(Website and app data records):
.....

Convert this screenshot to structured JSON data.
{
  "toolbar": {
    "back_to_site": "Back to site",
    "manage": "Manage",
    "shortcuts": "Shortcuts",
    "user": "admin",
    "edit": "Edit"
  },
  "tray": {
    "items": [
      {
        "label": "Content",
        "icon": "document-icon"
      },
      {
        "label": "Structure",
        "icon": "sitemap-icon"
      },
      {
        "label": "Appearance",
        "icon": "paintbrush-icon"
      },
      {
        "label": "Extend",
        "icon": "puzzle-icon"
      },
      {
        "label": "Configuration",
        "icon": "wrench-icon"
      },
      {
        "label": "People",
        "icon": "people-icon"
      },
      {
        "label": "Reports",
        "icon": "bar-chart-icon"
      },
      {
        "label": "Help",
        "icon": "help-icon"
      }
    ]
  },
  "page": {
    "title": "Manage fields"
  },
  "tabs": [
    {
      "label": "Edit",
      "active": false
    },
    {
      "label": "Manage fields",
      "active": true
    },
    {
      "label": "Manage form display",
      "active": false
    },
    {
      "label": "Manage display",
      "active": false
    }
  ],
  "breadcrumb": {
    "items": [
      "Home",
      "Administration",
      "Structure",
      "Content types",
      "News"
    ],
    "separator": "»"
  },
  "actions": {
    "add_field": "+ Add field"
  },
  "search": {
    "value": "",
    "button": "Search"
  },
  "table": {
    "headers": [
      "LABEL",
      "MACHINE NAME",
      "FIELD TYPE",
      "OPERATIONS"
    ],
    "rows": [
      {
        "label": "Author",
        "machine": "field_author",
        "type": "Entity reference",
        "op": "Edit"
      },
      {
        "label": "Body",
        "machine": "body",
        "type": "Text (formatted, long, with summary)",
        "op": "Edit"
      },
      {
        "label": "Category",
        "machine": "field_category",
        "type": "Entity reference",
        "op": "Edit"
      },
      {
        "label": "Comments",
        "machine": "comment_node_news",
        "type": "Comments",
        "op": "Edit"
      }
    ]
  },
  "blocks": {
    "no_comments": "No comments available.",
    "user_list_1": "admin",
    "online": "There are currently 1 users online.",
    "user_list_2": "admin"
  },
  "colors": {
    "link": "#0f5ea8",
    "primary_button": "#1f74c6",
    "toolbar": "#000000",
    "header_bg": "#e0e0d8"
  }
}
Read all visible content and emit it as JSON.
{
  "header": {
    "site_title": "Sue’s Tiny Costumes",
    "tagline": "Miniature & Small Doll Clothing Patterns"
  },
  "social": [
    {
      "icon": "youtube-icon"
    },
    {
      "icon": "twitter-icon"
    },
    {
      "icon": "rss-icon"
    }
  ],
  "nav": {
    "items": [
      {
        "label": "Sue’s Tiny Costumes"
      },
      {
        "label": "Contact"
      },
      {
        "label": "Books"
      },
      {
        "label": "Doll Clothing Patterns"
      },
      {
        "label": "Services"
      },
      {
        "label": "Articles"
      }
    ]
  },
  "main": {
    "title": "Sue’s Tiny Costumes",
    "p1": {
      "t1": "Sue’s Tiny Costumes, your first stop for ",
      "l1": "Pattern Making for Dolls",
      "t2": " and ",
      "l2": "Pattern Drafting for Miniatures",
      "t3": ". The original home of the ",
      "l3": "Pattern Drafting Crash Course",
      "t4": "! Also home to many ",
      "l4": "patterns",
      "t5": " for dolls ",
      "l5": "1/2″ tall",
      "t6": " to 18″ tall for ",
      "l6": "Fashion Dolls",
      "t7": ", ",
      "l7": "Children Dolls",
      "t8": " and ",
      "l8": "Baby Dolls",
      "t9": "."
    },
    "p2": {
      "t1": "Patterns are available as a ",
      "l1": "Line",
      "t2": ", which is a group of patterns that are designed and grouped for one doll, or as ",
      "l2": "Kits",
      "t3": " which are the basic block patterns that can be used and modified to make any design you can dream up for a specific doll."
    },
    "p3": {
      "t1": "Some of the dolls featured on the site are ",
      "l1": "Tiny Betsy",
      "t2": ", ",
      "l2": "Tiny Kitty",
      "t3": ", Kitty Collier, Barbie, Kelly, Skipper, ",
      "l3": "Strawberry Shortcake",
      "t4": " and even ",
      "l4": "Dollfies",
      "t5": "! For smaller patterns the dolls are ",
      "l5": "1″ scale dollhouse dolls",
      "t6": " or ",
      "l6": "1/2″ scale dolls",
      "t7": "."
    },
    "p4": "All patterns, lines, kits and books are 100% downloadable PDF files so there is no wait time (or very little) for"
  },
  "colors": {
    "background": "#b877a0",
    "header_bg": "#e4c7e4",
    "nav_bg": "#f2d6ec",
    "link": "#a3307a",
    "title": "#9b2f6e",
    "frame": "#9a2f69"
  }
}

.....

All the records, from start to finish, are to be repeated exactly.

Convert this screenshot to structured JSON data.
{
  "toolbar": {
    "back_to_site": "Back to site",
    "manage": "Manage",
    "shortcuts": "Shortcuts",
    "user": "admin",
    "edit": "Edit"
  },
  "tray": {
    "items": [
      {
        "label": "Content",
        "icon": "document-icon"
      },
      {
        "label": "Structure",
        "icon": "sitemap-icon"
      },
      {
        "label": "Appearance",
        "icon": "paintbrush-icon"
      },
      {
        "label": "Extend",
        "icon": "puzzle-icon"
      },
      {
        "label": "Configuration",
        "icon": "wrench-icon"
      },
      {
        "label": "People",
        "icon": "people-icon"
      },
      {
        "label": "Reports",
        "icon": "bar-chart-icon"
      },
      {
        "label": "Help",
        "icon": "help-icon"
      }
    ]
  },
  "page": {
    "title": "Manage fields"
  },
  "tabs": [
    {
      "label": "Edit",
      "active": false
    },
    {
      "label": "Manage fields",
      "active": true
    },
    {
      "label": "Manage form display",
      "active": false
    },
    {
      "label": "Manage display",
      "active": false
    }
  ],
  "breadcrumb": {
    "items": [
      "Home",
      "Administration",
      "Structure",
      "Content types",
      "News"
    ],
    "separator": "»"
  },
  "actions": {
    "add_field": "+ Add field"
  },
  "search": {
    "value": "",
    "button": "Search"
  },
  "table": {
    "headers": [
      "LABEL",
      "MACHINE NAME",
      "FIELD TYPE",
      "OPERATIONS"
    ],
    "rows": [
      {
        "label": "Author",
        "machine": "field_author",
        "type": "Entity reference",
        "op": "Edit"
      },
      {
        "label": "Body",
        "machine": "body",
        "type": "Text (formatted, long, with summary)",
        "op": "Edit"
      },
      {
        "label": "Category",
        "machine": "field_category",
        "type": "Entity reference",
        "op": "Edit"
      },
      {
        "label": "Comments",
        "machine": "comment_node_news",
        "type": "Comments",
        "op": "Edit"
      }
    ]
  },
  "blocks": {
    "no_comments": "No comments available.",
    "user_list_1": "admin",
    "online": "There are currently 1 users online.",
    "user_list_2": "admin"
  },
  "colors": {
    "link": "#0f5ea8",
    "primary_button": "#1f74c6",
    "toolbar": "#000000",
    "header_bg": "#e0e0d8"
  }
}
Read all visible content and emit it as JSON.
{
  "header": {
    "site_title": "Sue’s Tiny Costumes",
    "tagline": "Miniature & Small Doll Clothing Patterns"
  },
  "social": [
    {
      "icon": "youtube-icon"
    },
    {
      "icon": "twitter-icon"
    },
    {
      "icon": "rss-icon"
    }
  ],
  "nav": {
    "items": [
      {
        "label": "Sue’s Tiny Costumes"
      },
      {
        "label": "Contact"
      },
      {
        "label": "Books"
      },
      {
        "label": "Doll Clothing Patterns"
      },
      {
        "label": "Services"
      },
      {
        "label": "Articles"
      }
    ]
  },
  "main": {
    "title": "Sue’s Tiny Costumes",
    "p1": {
      "t1": "Sue’s Tiny Costumes, your first stop for ",
      "l1": "Pattern Making for Dolls",
      "t2": " and ",
      "l2": "Pattern Drafting for Miniatures",
      "t3": ". The original home of the ",
      "l3": "Pattern Drafting Crash Course",
      "t4": "! Also home to many ",
      "l4": "patterns",
      "t5": " for dolls ",
      "l5": "1/2″ tall",
      "t6": " to 18″ tall for ",
      "l6": "Fashion Dolls",
      "t7": ", ",
      "l7": "Children Dolls",
      "t8": " and ",
      "l8": "Baby Dolls",
      "t9": "."
    },
    "p2": {
      "t1": "Patterns are available as a ",
      "l1": "Line",
      "t2": ", which is a group of patterns that are designed and grouped for one doll, or as ",
      "l2": "Kits",
      "t3": " which are the basic block patterns that can be used and modified to make any design you can dream up for a specific doll."
    },
    "p3": {
      "t1": "Some of the dolls featured on the site are ",
      "l1": "Tiny Betsy",
      "t2": ", ",
      "l2": "Tiny Kitty",
      "t3": ", Kitty Collier, Barbie, Kelly, Skipper, ",
      "l3": "Strawberry Shortcake",
      "t4": " and even ",
      "l4": "Dollfies",
      "t5": "! For smaller patterns the dolls are ",
      "l5": "1″ scale dollhouse dolls",
      "t6": " or ",
      "l6": "1/2″ scale dolls",
      "t7": "."
    },
    "p4": "All patterns, lines, kits and books are 100% downloadable PDF files so there is no wait time (or very little) for"
  },
  "colors": {
    "background": "#b877a0",
    "header_bg": "#e4c7e4",
    "nav_bg": "#f2d6ec",
    "link": "#a3307a",
    "title": "#9b2f6e",
    "frame": "#9a2f69"
  }
}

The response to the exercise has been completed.